Homer Lundberg of Lundberg Family Farms recognized for service to industry

Homer Lundberg award

From left to right: Kent McKenzie, Rice Experiment Station director; Gary Enos, vice chairman of the California Cooperative Rice Research Foundation; Homer Lundberg and Lance Tennis celebrate Lundberg’s award.

Homer Lundberg, who with his three older brothers founded Lundberg Family Farms in Richvale, Calif., was honored at the recent California Rice Field Day for his decades of service to the rice industry and his community.

In presenting the 55th California Rice Industry Award, fellow Butte County producer Lance Tennis said, “Sixty years ago when I attended my first rice field day here (in Biggs), the person we’re honoring was probably here five to six years before me.”
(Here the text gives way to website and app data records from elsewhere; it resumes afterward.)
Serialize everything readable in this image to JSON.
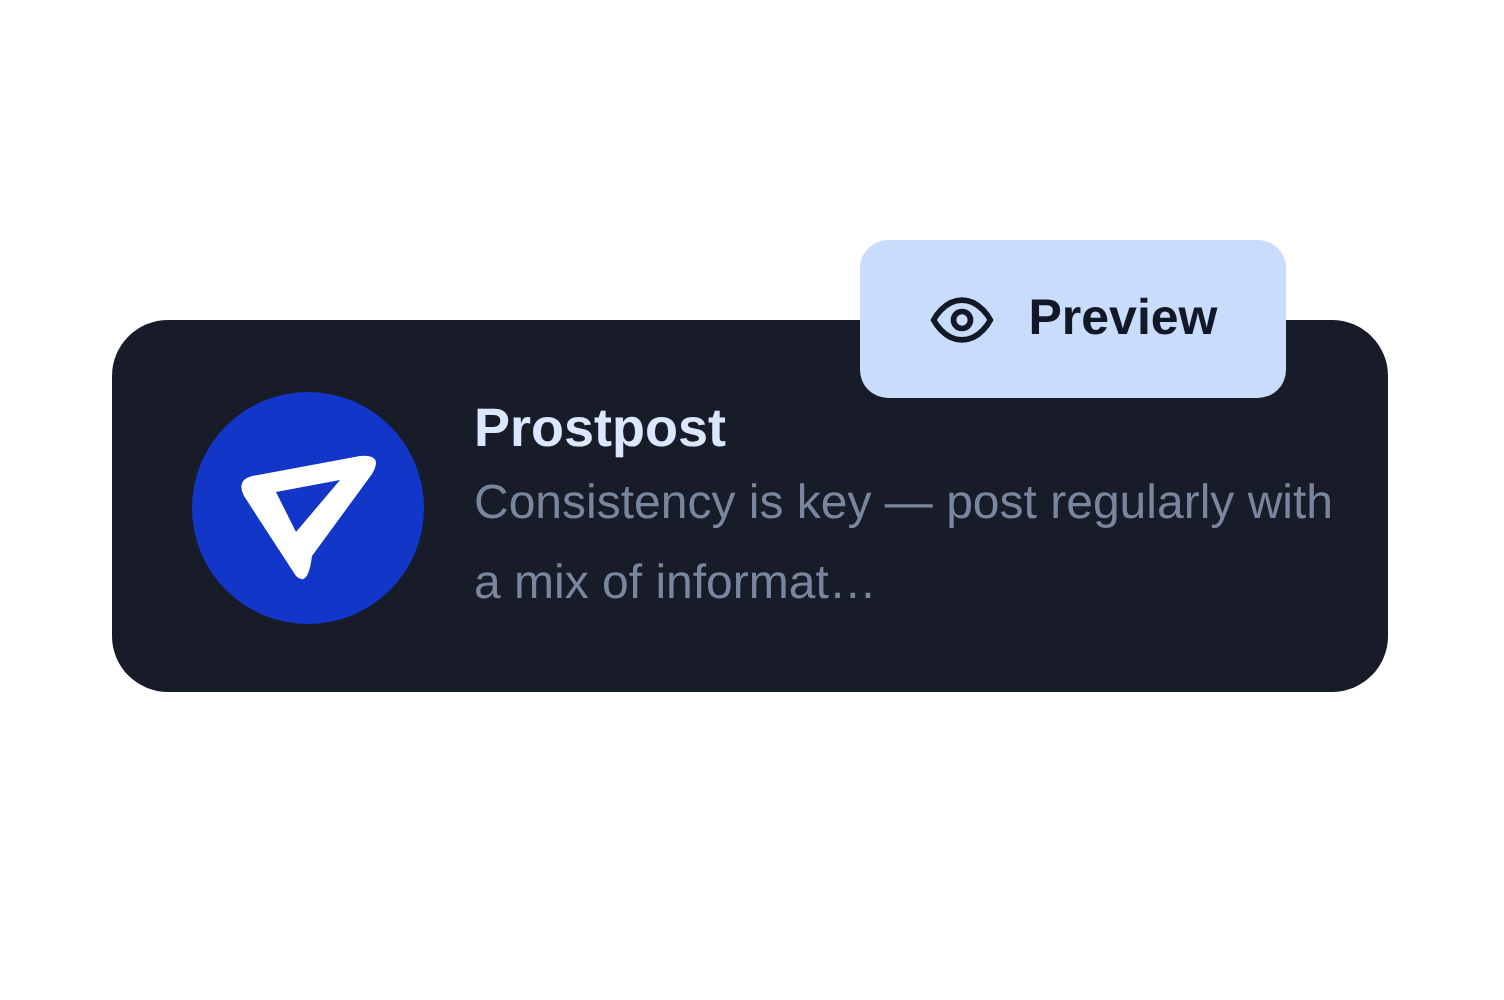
{
  "card": {
    "title": "Prostpost",
    "description": "Consistency is key — post regularly with a mix of informat…"
  },
  "preview_button": {
    "label": "Preview"
  }
}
The Lundberg family, led by parents Albert and Frances, moved to the Northern Sacramento Valley from Nebraska in 1937 and began farming near Richvale. At the time, Homer was 2 years old.
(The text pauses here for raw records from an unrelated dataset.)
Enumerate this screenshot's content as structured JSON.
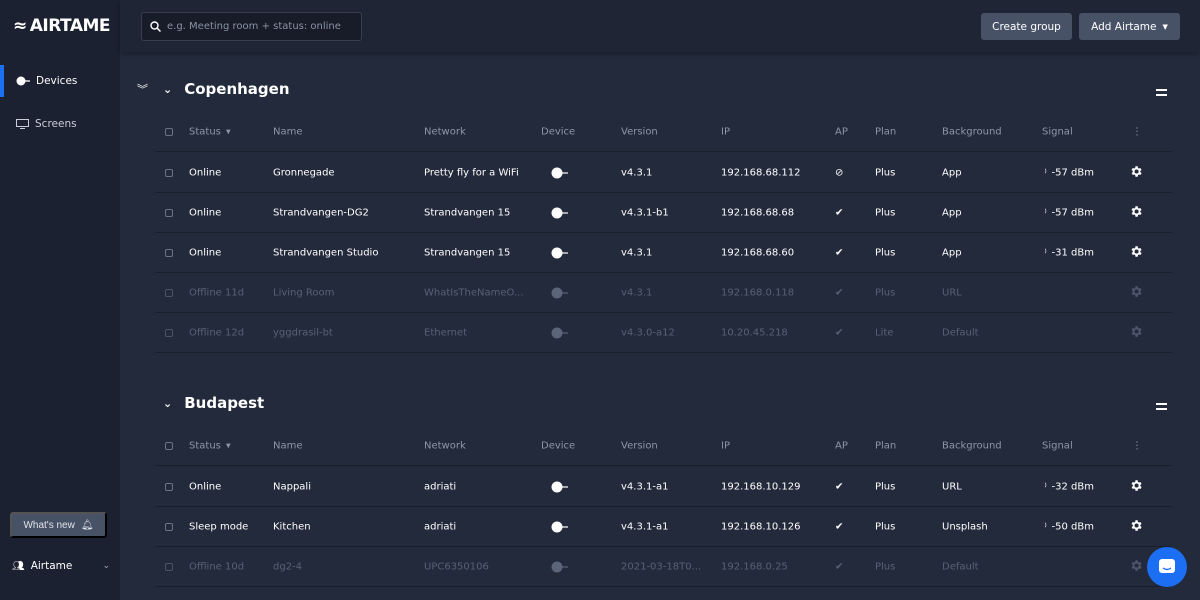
{
  "app": {
    "logo": "AIRTAME"
  },
  "sidebar": {
    "items": [
      {
        "label": "Devices",
        "icon": "device-icon",
        "active": true
      },
      {
        "label": "Screens",
        "icon": "monitor-icon"
      }
    ],
    "whats_new": "What's new",
    "account": "Airtame"
  },
  "header": {
    "search_placeholder": "e.g. Meeting room + status: online",
    "create_group": "Create group",
    "add_airtame": "Add Airtame"
  },
  "columns": [
    "Status",
    "Name",
    "Network",
    "Device",
    "Version",
    "IP",
    "AP",
    "Plan",
    "Background",
    "Signal"
  ],
  "colors": {
    "accent": "#1c6ef2",
    "sidebar": "#1b2130",
    "background": "#232a3b",
    "button": "#485267"
  },
  "groups": [
    {
      "name": "Copenhagen",
      "rows": [
        {
          "status": "Online",
          "name": "Gronnegade",
          "network": "Pretty fly for a WiFi",
          "version": "v4.3.1",
          "ip": "192.168.68.112",
          "ap": "disabled",
          "plan": "Plus",
          "background": "App",
          "signal": "-57 dBm",
          "online": true
        },
        {
          "status": "Online",
          "name": "Strandvangen-DG2",
          "network": "Strandvangen 15",
          "version": "v4.3.1-b1",
          "ip": "192.168.68.68",
          "ap": "check",
          "plan": "Plus",
          "background": "App",
          "signal": "-57 dBm",
          "online": true
        },
        {
          "status": "Online",
          "name": "Strandvangen Studio",
          "network": "Strandvangen 15",
          "version": "v4.3.1",
          "ip": "192.168.68.60",
          "ap": "check",
          "plan": "Plus",
          "background": "App",
          "signal": "-31 dBm",
          "online": true
        },
        {
          "status": "Offline 11d",
          "name": "Living Room",
          "network": "WhatIsTheNameO...",
          "version": "v4.3.1",
          "ip": "192.168.0.118",
          "ap": "check",
          "plan": "Plus",
          "background": "URL",
          "signal": "",
          "online": false
        },
        {
          "status": "Offline 12d",
          "name": "yggdrasil-bt",
          "network": "Ethernet",
          "version": "v4.3.0-a12",
          "ip": "10.20.45.218",
          "ap": "check",
          "plan": "Lite",
          "background": "Default",
          "signal": "",
          "online": false
        }
      ]
    },
    {
      "name": "Budapest",
      "rows": [
        {
          "status": "Online",
          "name": "Nappali",
          "network": "adriati",
          "version": "v4.3.1-a1",
          "ip": "192.168.10.129",
          "ap": "check",
          "plan": "Plus",
          "background": "URL",
          "signal": "-32 dBm",
          "online": true
        },
        {
          "status": "Sleep mode",
          "name": "Kitchen",
          "network": "adriati",
          "version": "v4.3.1-a1",
          "ip": "192.168.10.126",
          "ap": "check",
          "plan": "Plus",
          "background": "Unsplash",
          "signal": "-50 dBm",
          "online": true
        },
        {
          "status": "Offline 10d",
          "name": "dg2-4",
          "network": "UPC6350106",
          "version": "2021-03-18T0...",
          "ip": "192.168.0.25",
          "ap": "check",
          "plan": "Plus",
          "background": "Default",
          "signal": "",
          "online": false
        }
      ]
    }
  ]
}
After attending college and serving in the Air Force, Homer returned to the farm in 1959.

Over the years, the family adopted conservation practices and began growing organically. Long before the California Air Resources Board began phasing out open-field burning of rice straw in 1992, the Lundbergs were flooding fields in the fall and rolling rice straw to aid winter decomposition.

In 1969, they started milling their own organic brown rice and founded a company that eventually would become Lundberg Family Farms. Joining Homer in the company were his brothers Eldon, Harlan and Wendell, who are now deceased.

Homer Lundberg rose through the company ranks to chairman, a position he held until stepping down in 2006 to allow the third generation to take over.

Homer Lundberg was active in the rice industry, having served on the board of the Butte County Rice Association for eight years and the California Rice Research Foundation Board for 17 years. Unlike experiment stations in other states, the California Cooperative Rice Experiment Station is owned by the foundation, which is funded by grower assessments.

In 1985, the Lundbergs were members of a committee that formed the Western Canal Water District, having purchased the system from Pacific Gas & Electric. During the 1990s, the district eliminated diversion dams to allow free run of migrating salmon. The district encompasses about 67,000 acres.

Homer Lundberg also served on the California State Water Commission as an appointee of then-Gov. Pete Wilson. In addition, he has been active in several local community groups.

In receiving the honor at the annual Rice Field Day, Aug. 31, Lundberg said he was humbled by the award and grateful for predecessors who established the rice experiment station.

“Someone had the genius and audacity to experiment with rice,” he said. “They put together a cooperative rice research station that cooperates with the USDA and UC and the growers to keep us on the cutting edge of science and technology, and I am so grateful for that.”

He also pointed to the risk-takers who saw the northern valley’s heavy clay adobe soils not as a hindrance but as an opportunity.

“We’ve been able to stand on the shoulders of giants who have worked hard and put up their wherewithal to make rice farming what it is today.”

—By Vicky Boyd, Editor